Imagine multi-coloured pinwheel fireworks, but on a galactic scale.
That is exactly what images of baby stars that European astronomers released Friday look like.
Taken from nearby galaxies by the European Southern Observatory's Very Large Telescope, images of the swirls of light have allowed astronomers to pinpoint the locations of young stars with new precision, along with the warming gas crucial to their formation.
Scientists have long known that stars are born in clouds of gas, but what exactly what triggers star formation -- and how galaxies as a whole fit in to the picture -- remains largely unknown.
"For the first time, we are resolving individual units of star formation over a wide range of locations and environments in a sample that well represents different types of galaxies," said Eric Emsellem, an ESO astronomer.
"We can directly observe the gas that gives birth to stars, we see the young stars themselves, and we witness their evolution through various phases."
Emsellem and his team used the Multi-Unit Spectroscopic Explorer (MUSE) in conjunction with the ESO's Very Large Telescope in Chile's Atacama Desert to trace the newborn stars as they illuminate and heat up surrounding gases.
By combining MUSE images with data from an array of 66 radio telescopes, also in the Chilean desert, astronomers will gain insights into the stellar nurseries of our neighbouring galaxies.
"There are many mysteries we want to unravel," Kathryn Kreckel from the University of Heidelberg, said in a statement.
"Are stars more often born in specific regions of their host galaxies? If so, why? And after stars are born, how does their evolution influence the formation of new generations of stars?"
The news images -- from 19 galaxies some five to 60 million light years from Earth -- will help answer these questions, she said.
MUSE collects spectra -- like "bar codes" that allow astronomers to unveil the properties and nature of cosmic objects -- at every single location within its field of view, thus providing much richer information than traditional instruments.

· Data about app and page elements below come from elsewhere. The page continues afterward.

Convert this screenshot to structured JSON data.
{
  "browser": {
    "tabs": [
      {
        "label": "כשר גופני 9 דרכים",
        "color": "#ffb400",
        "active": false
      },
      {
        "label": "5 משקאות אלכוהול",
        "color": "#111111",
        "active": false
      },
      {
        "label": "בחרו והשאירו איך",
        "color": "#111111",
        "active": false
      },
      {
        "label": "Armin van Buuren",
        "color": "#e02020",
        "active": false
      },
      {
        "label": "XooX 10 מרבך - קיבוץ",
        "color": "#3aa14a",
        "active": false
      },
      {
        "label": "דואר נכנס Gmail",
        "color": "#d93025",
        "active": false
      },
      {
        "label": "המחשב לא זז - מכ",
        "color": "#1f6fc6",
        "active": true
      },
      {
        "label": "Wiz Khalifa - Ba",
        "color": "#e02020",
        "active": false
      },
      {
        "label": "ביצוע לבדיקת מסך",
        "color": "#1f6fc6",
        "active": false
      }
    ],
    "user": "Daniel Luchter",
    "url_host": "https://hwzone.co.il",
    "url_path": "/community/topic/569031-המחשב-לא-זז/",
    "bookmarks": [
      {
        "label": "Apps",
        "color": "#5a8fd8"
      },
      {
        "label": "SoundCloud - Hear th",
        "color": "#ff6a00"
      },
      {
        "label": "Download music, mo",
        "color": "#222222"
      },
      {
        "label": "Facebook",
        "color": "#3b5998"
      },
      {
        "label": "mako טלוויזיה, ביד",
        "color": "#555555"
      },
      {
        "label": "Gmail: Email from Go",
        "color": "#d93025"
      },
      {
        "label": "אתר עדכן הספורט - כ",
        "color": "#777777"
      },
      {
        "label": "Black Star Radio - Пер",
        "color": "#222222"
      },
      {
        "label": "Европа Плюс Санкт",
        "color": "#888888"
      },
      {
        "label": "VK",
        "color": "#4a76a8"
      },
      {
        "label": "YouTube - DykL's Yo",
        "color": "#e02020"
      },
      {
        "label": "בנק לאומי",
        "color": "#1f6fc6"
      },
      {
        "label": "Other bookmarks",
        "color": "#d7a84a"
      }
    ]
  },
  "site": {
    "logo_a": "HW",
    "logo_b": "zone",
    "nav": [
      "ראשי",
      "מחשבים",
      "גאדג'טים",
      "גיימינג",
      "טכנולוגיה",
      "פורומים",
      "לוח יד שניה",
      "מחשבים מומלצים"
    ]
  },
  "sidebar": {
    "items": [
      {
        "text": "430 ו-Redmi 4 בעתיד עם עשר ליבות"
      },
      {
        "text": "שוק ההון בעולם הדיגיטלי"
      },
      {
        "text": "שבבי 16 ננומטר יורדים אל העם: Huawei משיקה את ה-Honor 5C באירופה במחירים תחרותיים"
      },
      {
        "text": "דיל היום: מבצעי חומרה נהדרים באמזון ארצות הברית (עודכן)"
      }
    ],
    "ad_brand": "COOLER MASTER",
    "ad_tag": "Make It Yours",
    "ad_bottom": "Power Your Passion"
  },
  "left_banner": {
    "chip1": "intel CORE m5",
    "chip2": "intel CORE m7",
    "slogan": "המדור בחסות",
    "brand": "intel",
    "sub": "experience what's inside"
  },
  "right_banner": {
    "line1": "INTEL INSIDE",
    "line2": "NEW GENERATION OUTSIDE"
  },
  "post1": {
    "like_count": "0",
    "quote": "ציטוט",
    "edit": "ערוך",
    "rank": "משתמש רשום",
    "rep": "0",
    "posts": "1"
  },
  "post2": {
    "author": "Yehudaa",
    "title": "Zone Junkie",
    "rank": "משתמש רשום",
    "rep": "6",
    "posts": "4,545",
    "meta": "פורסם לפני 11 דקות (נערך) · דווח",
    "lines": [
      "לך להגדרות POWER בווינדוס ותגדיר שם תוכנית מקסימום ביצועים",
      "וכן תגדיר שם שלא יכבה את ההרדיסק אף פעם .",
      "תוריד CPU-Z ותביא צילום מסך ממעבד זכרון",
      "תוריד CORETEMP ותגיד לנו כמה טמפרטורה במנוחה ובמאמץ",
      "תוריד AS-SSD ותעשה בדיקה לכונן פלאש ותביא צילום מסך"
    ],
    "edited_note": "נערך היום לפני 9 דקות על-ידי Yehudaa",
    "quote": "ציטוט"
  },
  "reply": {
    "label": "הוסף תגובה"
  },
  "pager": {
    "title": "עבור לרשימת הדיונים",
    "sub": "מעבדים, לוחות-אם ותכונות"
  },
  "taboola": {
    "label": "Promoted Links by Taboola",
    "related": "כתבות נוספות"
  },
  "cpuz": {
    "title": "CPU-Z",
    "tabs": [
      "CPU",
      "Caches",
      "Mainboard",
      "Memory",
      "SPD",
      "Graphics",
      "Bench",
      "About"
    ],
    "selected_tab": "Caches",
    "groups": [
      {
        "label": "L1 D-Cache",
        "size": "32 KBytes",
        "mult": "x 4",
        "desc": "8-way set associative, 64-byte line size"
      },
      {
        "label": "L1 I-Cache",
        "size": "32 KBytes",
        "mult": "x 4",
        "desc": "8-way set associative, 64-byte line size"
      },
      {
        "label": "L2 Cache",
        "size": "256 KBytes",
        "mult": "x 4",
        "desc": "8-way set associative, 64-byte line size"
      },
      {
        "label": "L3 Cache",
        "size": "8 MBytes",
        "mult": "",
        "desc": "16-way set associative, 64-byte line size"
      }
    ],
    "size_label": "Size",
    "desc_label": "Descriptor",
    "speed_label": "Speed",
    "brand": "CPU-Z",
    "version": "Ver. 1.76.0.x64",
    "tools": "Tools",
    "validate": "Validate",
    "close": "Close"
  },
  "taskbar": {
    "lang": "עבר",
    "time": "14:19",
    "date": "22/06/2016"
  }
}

The ESO is an intergovernmental astronomy organisation in Europe and the world's most productive ground-based astronomical observatory.
© Agence France-Presse